To beat the virus, Serum Institute has secured five partnerships over the past six months; the biggest is its deal with AstraZeneca. In June, the UK pharma giant licensed Serum Institute to manufacture a billion doses of a potential Covid-19 vaccine called AZD1222—with 400 million to be delivered this year. For comparison, Serum Institute’s annual output now is over 1.5 billion doses.
Serum Institute’s deal with AstraZeneca likely involves an upfront payment based on the expected number of doses needed, says a company insider who asked to be unnamed. The scale-up to produce them is a major financial commitment. “I decided to sacrifice three of my existing facilities, which make some very lucrative vaccines,” Poonawalla says. That opportunity cost, Poonawalla reckons, could total millions of dollars. “I am afraid to even calculate that figure,” he says. “But again, I’m only accountable to myself.”
The vaccine is based on a genetically modified version of a common cold virus that infects chimpanzees and was first developed by researchers at the University of Oxford, with AstraZeneca signing on to distribute it. “We are the only one [in India] who have the [manufacturing] capability,” Poonawalla says. Half the doses are planned for India, which will be marketed under the brand Covishield, and the other half are earmarked for the rest of the world, in particular developing countries.
AstraZeneca launched advanced clinical trials for tens of thousands in Brazil, South Africa, the UK, and the US, while Serum Institute started its own trials with 1,600 volunteers across India and dedicated three of its facilities to begin production of more than 60 million doses monthly of the vaccine—with plans to ramp up to 100 million doses by December. Trials in several countries, including India, were briefly halted, then resumed, after an unexplained illness in one patient in a UK trial in early September.
Despite that hiccup, on October 26, AstraZeneca said that its vaccine produced a robust immune response in adults and the young, raising hopes about the vaccine’s potency, and a subsequent rollout soon.
You can read up to 3 premium stories before you subscribe to Magzter GOLD

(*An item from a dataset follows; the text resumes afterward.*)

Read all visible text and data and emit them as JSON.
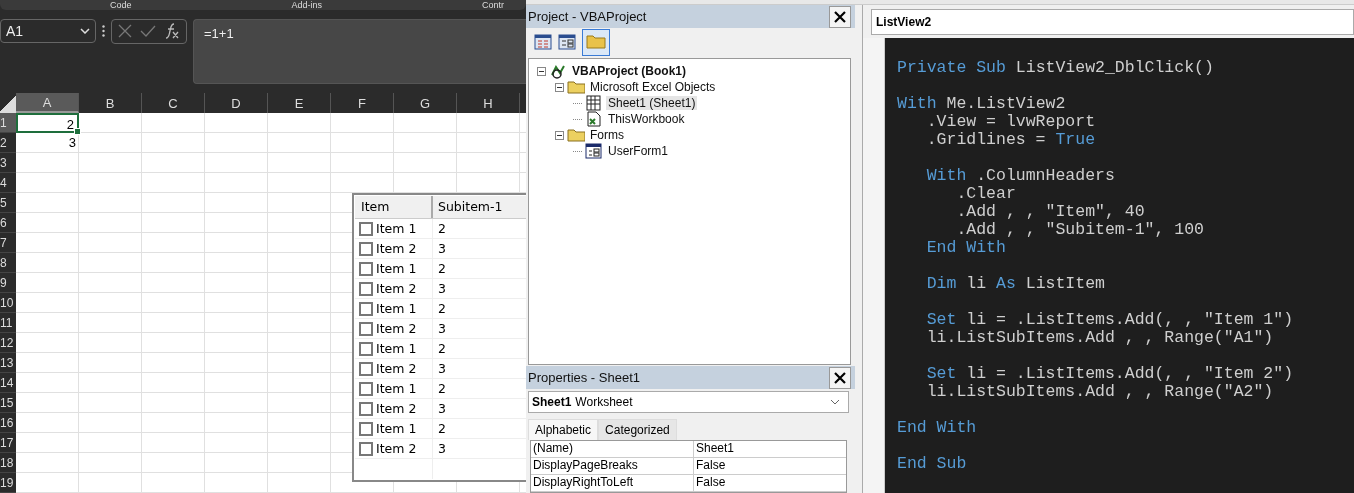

Log in, if you are already a subscriber
Get unlimited access to thousands of curated premium stories, newspapers and 5,000+ magazines
READ THE ENTIRE ISSUE
November 20, 2020